Thursday, September 6, 2018

casey mcqullen landmark high school orientation

Landmark students are off and running! We welcomed 477 students to both of our campuses and are eager to begin our 48th year.

High School

Last week, day and residential students returned, parents met with Academic Advisors and other key staff members, and everyone engaged in ice-breaking activities that got them reacquainted and quickly brought new students into the fold.

The high school orientation program for day students included an interactive concert by Boston singer Casey McQuillen, who delivered an inspiring performance that incorporated themes of anti-bullying, taking risks, and building self-confidence. Residential students retreated to a camp in New Hampshire for some bonding time while day students remained on campus to complete the orientation activities. Tuesday, Sept. 4 offered the first full day of classes and a full complement of afternoon activities for our 310 students.

Elementary•Middle School

students at landmark elementary middle school"At the Elementary•Middle School we welcomed 167 students to our Manchester-by-the-Sea campus—the largest group ever. What a contrast between the quiet days post-summer school and the explosion of energy once students arrived," said Head of School Rob Kahn. "It's always interesting to see the Orientation Schedule take place as students visit many different stations for pictures, bus evacuation drills, getting-to-know-you games, and meet-and- greets with advisors, deans, and administrators. By lunchtime, all students have taken in a great deal of information and are definitely ready to go home, process the day, and think about their yearly goals.

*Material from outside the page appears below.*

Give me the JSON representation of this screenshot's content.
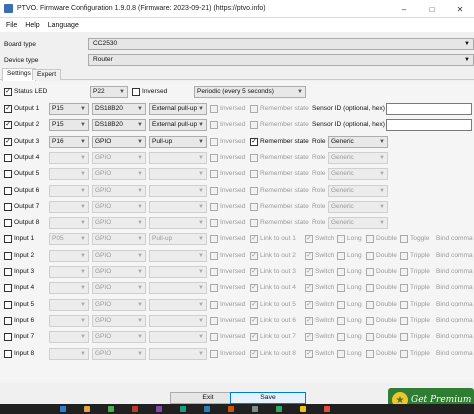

"In orientation sessions with faculty, we talked about the increased anxiety among students and the ways that a strong school culture and community can allay those fears. One of my hopes is to make a concerted effort this year to use milk break as a community-building tool for faculty.  As we continue to grow, the various constituencies, programs, and buildings make it increasingly hard for all faculty to interact. I hope to provide more incentives to bring faculty into the same spaces more often so we can share discussion and common agendas. We will soon publish a milk break monthly schedule including roundtables, focused presentations, and an EMS milk break book club (first up: Maryanne Wolf's new book Reader, Come Home: The Reading Brain in the Digital World.)"